- _EXERCISE INSTRUCTIONS_:
Give the data again exactly as written, skipping any pictures.

[Items from a data source]
[Start of Attachment]

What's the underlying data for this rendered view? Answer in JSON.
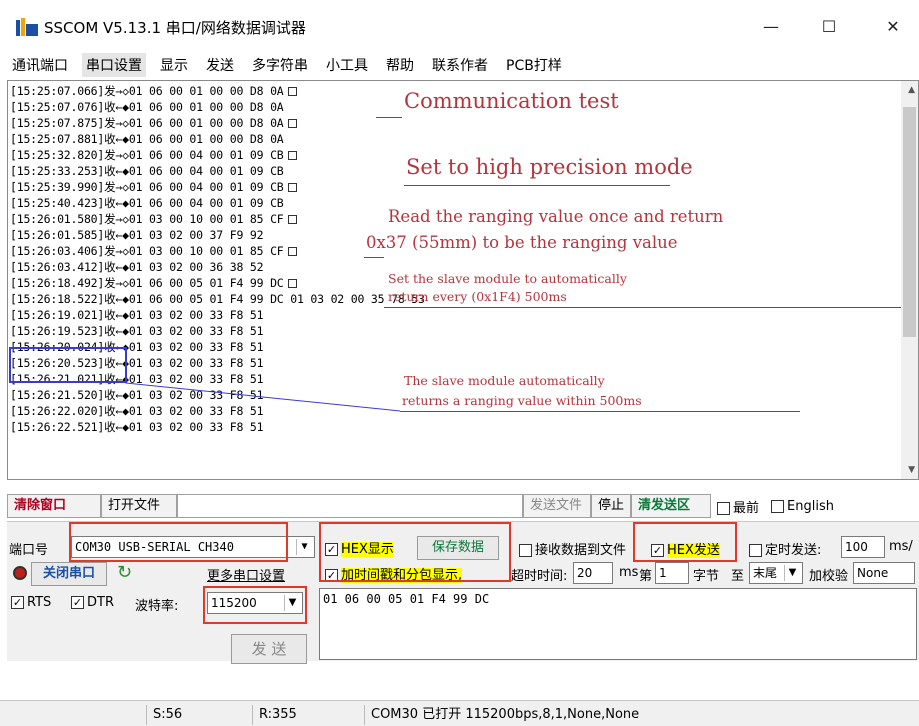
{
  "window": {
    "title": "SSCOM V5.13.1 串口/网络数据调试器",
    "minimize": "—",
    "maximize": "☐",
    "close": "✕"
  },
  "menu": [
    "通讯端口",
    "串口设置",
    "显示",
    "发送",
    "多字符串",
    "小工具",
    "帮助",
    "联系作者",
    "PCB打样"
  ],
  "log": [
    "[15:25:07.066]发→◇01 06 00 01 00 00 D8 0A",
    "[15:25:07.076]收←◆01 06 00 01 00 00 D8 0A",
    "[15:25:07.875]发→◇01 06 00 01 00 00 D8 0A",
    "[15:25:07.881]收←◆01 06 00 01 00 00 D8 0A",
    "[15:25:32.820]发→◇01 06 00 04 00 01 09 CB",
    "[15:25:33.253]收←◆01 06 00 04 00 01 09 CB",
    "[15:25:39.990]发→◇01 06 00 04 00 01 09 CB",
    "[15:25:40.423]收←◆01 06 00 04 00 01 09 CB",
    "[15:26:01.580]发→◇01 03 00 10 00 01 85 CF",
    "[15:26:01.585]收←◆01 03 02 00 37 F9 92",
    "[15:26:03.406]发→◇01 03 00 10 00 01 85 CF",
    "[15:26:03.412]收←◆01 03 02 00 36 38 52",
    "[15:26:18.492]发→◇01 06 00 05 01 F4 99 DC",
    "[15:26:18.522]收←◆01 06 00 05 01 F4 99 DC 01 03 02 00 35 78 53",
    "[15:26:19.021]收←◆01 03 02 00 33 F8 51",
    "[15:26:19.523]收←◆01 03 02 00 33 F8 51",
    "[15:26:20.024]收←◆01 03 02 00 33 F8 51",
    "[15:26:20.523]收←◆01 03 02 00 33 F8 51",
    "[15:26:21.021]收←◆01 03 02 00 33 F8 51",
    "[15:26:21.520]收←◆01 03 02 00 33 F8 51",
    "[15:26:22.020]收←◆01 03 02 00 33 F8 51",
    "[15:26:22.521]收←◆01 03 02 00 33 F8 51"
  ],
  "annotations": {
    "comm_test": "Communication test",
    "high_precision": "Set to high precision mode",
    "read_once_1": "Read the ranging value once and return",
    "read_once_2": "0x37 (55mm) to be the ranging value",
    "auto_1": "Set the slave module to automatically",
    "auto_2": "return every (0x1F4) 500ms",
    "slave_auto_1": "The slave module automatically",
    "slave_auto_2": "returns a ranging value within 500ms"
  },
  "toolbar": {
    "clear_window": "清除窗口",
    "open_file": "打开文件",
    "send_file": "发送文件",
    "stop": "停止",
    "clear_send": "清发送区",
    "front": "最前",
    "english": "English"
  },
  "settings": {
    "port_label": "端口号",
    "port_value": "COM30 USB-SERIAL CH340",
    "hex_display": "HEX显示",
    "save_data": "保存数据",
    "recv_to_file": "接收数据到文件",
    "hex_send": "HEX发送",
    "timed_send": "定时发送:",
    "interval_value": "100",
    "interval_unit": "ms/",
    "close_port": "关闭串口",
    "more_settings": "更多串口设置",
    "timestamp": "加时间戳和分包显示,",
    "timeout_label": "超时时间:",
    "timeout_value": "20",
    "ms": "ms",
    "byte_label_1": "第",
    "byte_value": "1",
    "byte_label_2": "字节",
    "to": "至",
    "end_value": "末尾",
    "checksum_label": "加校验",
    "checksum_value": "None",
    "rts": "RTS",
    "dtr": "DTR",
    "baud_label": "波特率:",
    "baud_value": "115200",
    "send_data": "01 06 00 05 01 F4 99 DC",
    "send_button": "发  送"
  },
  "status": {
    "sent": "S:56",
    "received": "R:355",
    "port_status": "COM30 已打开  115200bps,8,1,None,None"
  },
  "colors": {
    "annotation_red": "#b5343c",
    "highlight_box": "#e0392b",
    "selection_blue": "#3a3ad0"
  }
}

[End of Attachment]

- _EXERCISE OUTPUT_:
What's the underlying data for this rendered view? Answer in JSON.
{
  "window": {
    "title": "SSCOM V5.13.1 串口/网络数据调试器",
    "minimize": "—",
    "maximize": "☐",
    "close": "✕"
  },
  "menu": [
    "通讯端口",
    "串口设置",
    "显示",
    "发送",
    "多字符串",
    "小工具",
    "帮助",
    "联系作者",
    "PCB打样"
  ],
  "log": [
    "[15:25:07.066]发→◇01 06 00 01 00 00 D8 0A",
    "[15:25:07.076]收←◆01 06 00 01 00 00 D8 0A",
    "[15:25:07.875]发→◇01 06 00 01 00 00 D8 0A",
    "[15:25:07.881]收←◆01 06 00 01 00 00 D8 0A",
    "[15:25:32.820]发→◇01 06 00 04 00 01 09 CB",
    "[15:25:33.253]收←◆01 06 00 04 00 01 09 CB",
    "[15:25:39.990]发→◇01 06 00 04 00 01 09 CB",
    "[15:25:40.423]收←◆01 06 00 04 00 01 09 CB",
    "[15:26:01.580]发→◇01 03 00 10 00 01 85 CF",
    "[15:26:01.585]收←◆01 03 02 00 37 F9 92",
    "[15:26:03.406]发→◇01 03 00 10 00 01 85 CF",
    "[15:26:03.412]收←◆01 03 02 00 36 38 52",
    "[15:26:18.492]发→◇01 06 00 05 01 F4 99 DC",
    "[15:26:18.522]收←◆01 06 00 05 01 F4 99 DC 01 03 02 00 35 78 53",
    "[15:26:19.021]收←◆01 03 02 00 33 F8 51",
    "[15:26:19.523]收←◆01 03 02 00 33 F8 51",
    "[15:26:20.024]收←◆01 03 02 00 33 F8 51",
    "[15:26:20.523]收←◆01 03 02 00 33 F8 51",
    "[15:26:21.021]收←◆01 03 02 00 33 F8 51",
    "[15:26:21.520]收←◆01 03 02 00 33 F8 51",
    "[15:26:22.020]收←◆01 03 02 00 33 F8 51",
    "[15:26:22.521]收←◆01 03 02 00 33 F8 51"
  ],
  "annotations": {
    "comm_test": "Communication test",
    "high_precision": "Set to high precision mode",
    "read_once_1": "Read the ranging value once and return",
    "read_once_2": "0x37 (55mm) to be the ranging value",
    "auto_1": "Set the slave module to automatically",
    "auto_2": "return every (0x1F4) 500ms",
    "slave_auto_1": "The slave module automatically",
    "slave_auto_2": "returns a ranging value within 500ms"
  },
  "toolbar": {
    "clear_window": "清除窗口",
    "open_file": "打开文件",
    "send_file": "发送文件",
    "stop": "停止",
    "clear_send": "清发送区",
    "front": "最前",
    "english": "English"
  },
  "settings": {
    "port_label": "端口号",
    "port_value": "COM30 USB-SERIAL CH340",
    "hex_display": "HEX显示",
    "save_data": "保存数据",
    "recv_to_file": "接收数据到文件",
    "hex_send": "HEX发送",
    "timed_send": "定时发送:",
    "interval_value": "100",
    "interval_unit": "ms/",
    "close_port": "关闭串口",
    "more_settings": "更多串口设置",
    "timestamp": "加时间戳和分包显示,",
    "timeout_label": "超时时间:",
    "timeout_value": "20",
    "ms": "ms",
    "byte_label_1": "第",
    "byte_value": "1",
    "byte_label_2": "字节",
    "to": "至",
    "end_value": "末尾",
    "checksum_label": "加校验",
    "checksum_value": "None",
    "rts": "RTS",
    "dtr": "DTR",
    "baud_label": "波特率:",
    "baud_value": "115200",
    "send_data": "01 06 00 05 01 F4 99 DC",
    "send_button": "发  送"
  },
  "status": {
    "sent": "S:56",
    "received": "R:355",
    "port_status": "COM30 已打开  115200bps,8,1,None,None"
  },
  "colors": {
    "annotation_red": "#b5343c",
    "highlight_box": "#e0392b",
    "selection_blue": "#3a3ad0"
  }
}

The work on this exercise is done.